Vehicle ITC and CCA
Using your example from How to Claim Input Tax Credits Relating to Business Use of Your Personal Vehicle:
"IF your personal vehicle costs $27,000 after taxes and you use it 40% for business, you would have claimed $1,620 ($27,000 x 15% CCA rate for first year x 40%) CCA on your tax return.
THEN you are allowed to claim $77 ($1,620 x 5/105ths) for your ITCs on your GST return.
NEXT YEAR you adjust your undepreciated capital cost (UCC) by the $77 of ITCs claimed."My Scenario:
I’ve been writing off the full amount of CCA in the books every year. This keeps the two balances equal and uncomplicated just like this person does in How to Amortize Assets / Reconcile Statements When CCA Cannot be Claimed Due to Net Loss
With the above example, the bookkeeping entry I typically make is (the amounts below being the total of the business & personal portion) $27,000 x 15% (1/2 of the usual 30% because its the vehicles 1st year). Yes the 40% business use is calculated on the income tax form but not here.
DR acct 5000 Amortization Expense $4,050.
CR acct 1800 Accum Amort – Vehicle $4,050.
I also input the GST adjustment with this entry:
DR acct 2222 GST adjustment (refundable) $77.
CR acct 3010 Owners Equity $77.MY QUESTION:
What happens next year after I adjust the undepreciated UCC by
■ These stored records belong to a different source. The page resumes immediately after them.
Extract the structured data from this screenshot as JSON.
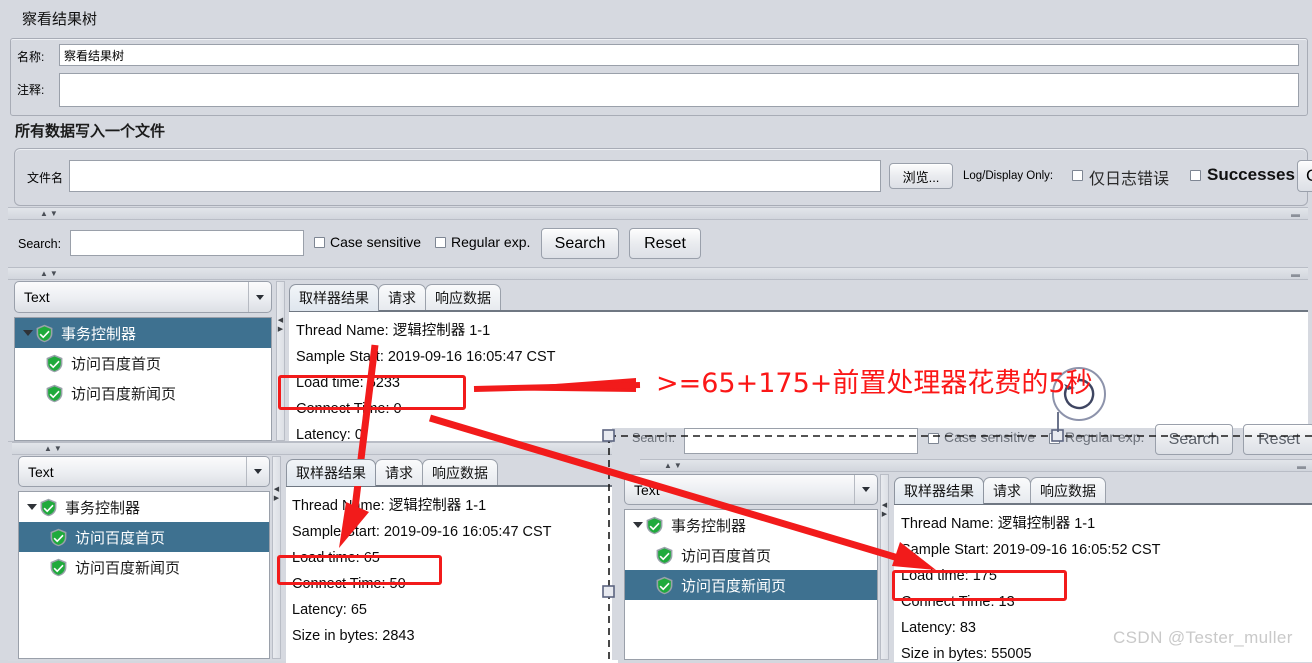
{
  "window": {
    "title": "察看结果树"
  },
  "fields": {
    "name_label": "名称:",
    "name_value": "察看结果树",
    "comment_label": "注释:",
    "comment_value": ""
  },
  "file_group": {
    "title": "所有数据写入一个文件",
    "filename_label": "文件名",
    "filename_value": "",
    "browse_button": "浏览...",
    "log_display_label": "Log/Display Only:",
    "errors_checkbox": "仅日志错误",
    "successes_checkbox": "Successes",
    "configure_button": "C"
  },
  "search_bar": {
    "label": "Search:",
    "value": "",
    "case_sensitive": "Case sensitive",
    "regular_exp": "Regular exp.",
    "search_button": "Search",
    "reset_button": "Reset"
  },
  "search_bar_2": {
    "label": "Search:",
    "value": "",
    "case_sensitive": "Case sensitive",
    "regular_exp": "Regular exp.",
    "search_button": "Search",
    "reset_button": "Reset"
  },
  "renderer": {
    "selected": "Text"
  },
  "tabs": [
    {
      "label": "取样器结果",
      "active": true
    },
    {
      "label": "请求",
      "active": false
    },
    {
      "label": "响应数据",
      "active": false
    }
  ],
  "tree": {
    "root": "事务控制器",
    "children": [
      "访问百度首页",
      "访问百度新闻页"
    ]
  },
  "panels": {
    "top": {
      "tree_selected_index": -1,
      "lines": [
        "Thread Name: 逻辑控制器 1-1",
        "Sample Start: 2019-09-16 16:05:47 CST",
        "Load time: 5233",
        "Connect Time: 0",
        "Latency: 0"
      ],
      "highlight_line": "Load time: 5233"
    },
    "bottom_left": {
      "tree_selected_index": 0,
      "lines": [
        "Thread Name: 逻辑控制器 1-1",
        "Sample Start: 2019-09-16 16:05:47 CST",
        "Load time: 65",
        "Connect Time: 50",
        "Latency: 65",
        "Size in bytes: 2843"
      ],
      "highlight_line": "Load time: 65"
    },
    "bottom_right": {
      "tree_selected_index": 1,
      "lines": [
        "Thread Name: 逻辑控制器 1-1",
        "Sample Start: 2019-09-16 16:05:52 CST",
        "Load time: 175",
        "Connect Time: 13",
        "Latency: 83",
        "Size in bytes: 55005"
      ],
      "highlight_line": "Load time: 175"
    }
  },
  "annotation": {
    "text": ">=65+175+前置处理器花费的5秒",
    "color": "#fb1717"
  },
  "watermark": "CSDN @Tester_muller",
  "colors": {
    "selection": "#3e7190",
    "annotation_red": "#fb1717",
    "panel_bg": "#d6d9e0"
  }
}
the $77 on the income tax CCA chart. I understand what happens on the income tax return but how do I keep my accumulated amortization on the vehicle to match the income tax CCA chart (like I was previously doing). Is there a bookkeeping entry I could do?
(I previously did not have this problem as the mileage was always over 90% so I wrote off the ITC in one shot. This year with a new vehicle the mileage is less than 90% so I have to now input this scenario every year.)
I'm a bit confused. Two things.
1. Ignoring that the amortization method discussed on the CCA
page is not GAAP as discussed in the posting (just so other visitors are aware of this), how are you going to "match" book amortization and CCA if you are recording book at 100% and CCA at 40%?
2. Why would you credit Owner's Equity for the ITC of $77? Wouldn't you credit Accumulated Amortization as NBV is the book equivalent (so to speak) of UCC for tax purposes?P.S. I would like to remind you there is a difference between information and advice. The general information provided in this post or on my site should not be construed as advice. You should not act or rely on this information without engaging professional advice specific to your situation prior to using this site content for any reason whatsoever.